> **EXERCISE GOAL**
Read the data below line by line and copy each one with "안녕하세요" in it.
####################
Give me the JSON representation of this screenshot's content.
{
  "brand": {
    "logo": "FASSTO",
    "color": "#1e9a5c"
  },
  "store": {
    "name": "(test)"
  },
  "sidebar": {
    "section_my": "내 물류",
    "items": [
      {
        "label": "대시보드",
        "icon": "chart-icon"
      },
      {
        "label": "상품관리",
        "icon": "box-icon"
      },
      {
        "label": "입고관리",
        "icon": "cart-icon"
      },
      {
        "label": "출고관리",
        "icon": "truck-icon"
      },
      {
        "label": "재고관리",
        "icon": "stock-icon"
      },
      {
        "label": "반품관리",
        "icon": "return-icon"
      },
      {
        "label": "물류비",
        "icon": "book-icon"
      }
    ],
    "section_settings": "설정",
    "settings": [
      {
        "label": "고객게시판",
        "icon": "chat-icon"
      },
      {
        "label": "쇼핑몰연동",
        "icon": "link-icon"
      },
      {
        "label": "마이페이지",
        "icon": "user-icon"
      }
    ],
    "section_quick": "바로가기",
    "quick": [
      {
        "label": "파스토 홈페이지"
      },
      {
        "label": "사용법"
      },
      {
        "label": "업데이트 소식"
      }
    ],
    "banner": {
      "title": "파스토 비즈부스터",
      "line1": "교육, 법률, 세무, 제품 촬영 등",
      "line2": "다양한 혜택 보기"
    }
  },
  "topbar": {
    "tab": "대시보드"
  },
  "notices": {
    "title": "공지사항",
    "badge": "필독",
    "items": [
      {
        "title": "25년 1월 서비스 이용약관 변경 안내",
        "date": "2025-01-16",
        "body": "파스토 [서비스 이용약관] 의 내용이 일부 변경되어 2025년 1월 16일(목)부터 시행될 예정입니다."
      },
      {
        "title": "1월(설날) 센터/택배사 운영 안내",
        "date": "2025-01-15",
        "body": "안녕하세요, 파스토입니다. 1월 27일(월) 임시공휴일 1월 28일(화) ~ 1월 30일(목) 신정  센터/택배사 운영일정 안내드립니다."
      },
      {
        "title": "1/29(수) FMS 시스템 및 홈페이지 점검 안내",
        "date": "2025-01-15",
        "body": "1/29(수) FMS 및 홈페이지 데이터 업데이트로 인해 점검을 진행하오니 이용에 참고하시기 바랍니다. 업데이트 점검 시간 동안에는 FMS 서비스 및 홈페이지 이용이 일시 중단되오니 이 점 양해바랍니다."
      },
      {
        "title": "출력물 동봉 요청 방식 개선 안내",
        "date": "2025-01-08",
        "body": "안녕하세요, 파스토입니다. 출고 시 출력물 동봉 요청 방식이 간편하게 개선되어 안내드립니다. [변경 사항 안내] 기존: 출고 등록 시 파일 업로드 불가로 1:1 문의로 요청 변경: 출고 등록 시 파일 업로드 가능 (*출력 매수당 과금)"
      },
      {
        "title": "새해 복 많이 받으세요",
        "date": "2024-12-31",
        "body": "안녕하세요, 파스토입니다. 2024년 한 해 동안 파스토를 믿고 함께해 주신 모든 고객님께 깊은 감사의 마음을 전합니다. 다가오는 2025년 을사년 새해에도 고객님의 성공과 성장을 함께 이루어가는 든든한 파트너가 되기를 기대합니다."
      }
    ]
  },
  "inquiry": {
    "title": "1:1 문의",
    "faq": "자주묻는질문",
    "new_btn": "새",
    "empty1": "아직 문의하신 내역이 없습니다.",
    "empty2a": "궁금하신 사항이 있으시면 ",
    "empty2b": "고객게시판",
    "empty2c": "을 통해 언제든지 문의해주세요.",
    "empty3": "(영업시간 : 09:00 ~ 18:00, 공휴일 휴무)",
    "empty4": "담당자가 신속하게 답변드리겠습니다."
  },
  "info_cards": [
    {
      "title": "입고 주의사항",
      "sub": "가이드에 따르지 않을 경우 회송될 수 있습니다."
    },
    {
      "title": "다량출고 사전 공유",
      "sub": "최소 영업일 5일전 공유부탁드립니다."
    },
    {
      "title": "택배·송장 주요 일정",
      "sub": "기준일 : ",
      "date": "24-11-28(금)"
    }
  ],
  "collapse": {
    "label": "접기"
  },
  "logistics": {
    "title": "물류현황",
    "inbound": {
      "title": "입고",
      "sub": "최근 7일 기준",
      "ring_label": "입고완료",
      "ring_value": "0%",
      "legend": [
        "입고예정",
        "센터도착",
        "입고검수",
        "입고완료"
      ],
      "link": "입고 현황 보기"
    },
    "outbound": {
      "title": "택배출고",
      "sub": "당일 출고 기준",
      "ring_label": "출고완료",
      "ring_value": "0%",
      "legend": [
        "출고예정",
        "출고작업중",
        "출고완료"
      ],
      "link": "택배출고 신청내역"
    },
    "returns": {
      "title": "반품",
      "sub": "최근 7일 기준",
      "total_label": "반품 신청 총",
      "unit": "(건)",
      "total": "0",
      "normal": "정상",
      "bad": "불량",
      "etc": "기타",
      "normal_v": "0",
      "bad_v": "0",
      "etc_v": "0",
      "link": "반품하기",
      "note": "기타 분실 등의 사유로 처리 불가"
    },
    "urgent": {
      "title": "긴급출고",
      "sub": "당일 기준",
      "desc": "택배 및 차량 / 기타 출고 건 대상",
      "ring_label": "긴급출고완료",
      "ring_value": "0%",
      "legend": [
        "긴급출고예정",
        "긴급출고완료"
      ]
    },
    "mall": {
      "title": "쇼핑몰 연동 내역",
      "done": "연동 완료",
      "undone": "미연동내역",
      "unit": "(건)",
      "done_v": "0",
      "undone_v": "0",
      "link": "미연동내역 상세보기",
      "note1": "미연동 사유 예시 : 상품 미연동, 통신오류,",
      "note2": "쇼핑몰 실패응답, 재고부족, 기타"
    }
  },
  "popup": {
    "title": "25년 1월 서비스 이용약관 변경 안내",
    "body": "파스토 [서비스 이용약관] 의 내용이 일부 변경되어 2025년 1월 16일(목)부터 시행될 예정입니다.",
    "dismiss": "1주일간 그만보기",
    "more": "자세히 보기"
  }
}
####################
> **SOLVED EXERCISE**
        "body": "안녕하세요, 파스토입니다. 1월 27일(월) 임시공휴일 1월 28일(화) ~ 1월 30일(목) 신정  센터/택배사 운영일정 안내드립니다."
        "body": "안녕하세요, 파스토입니다. 출고 시 출력물 동봉 요청 방식이 간편하게 개선되어 안내드립니다. [변경 사항 안내] 기존: 출고 등록 시 파일 업로드 불가로 1:1 문의로 요청 변경: 출고 등록 시 파일 업로드 가능 (*출력 매수당 과금)"
        "body": "안녕하세요, 파스토입니다. 2024년 한 해 동안 파스토를 믿고 함께해 주신 모든 고객님께 깊은 감사의 마음을 전합니다. 다가오는 2025년 을사년 새해에도 고객님의 성공과 성장을 함께 이루어가는 든든한 파트너가 되기를 기대합니다."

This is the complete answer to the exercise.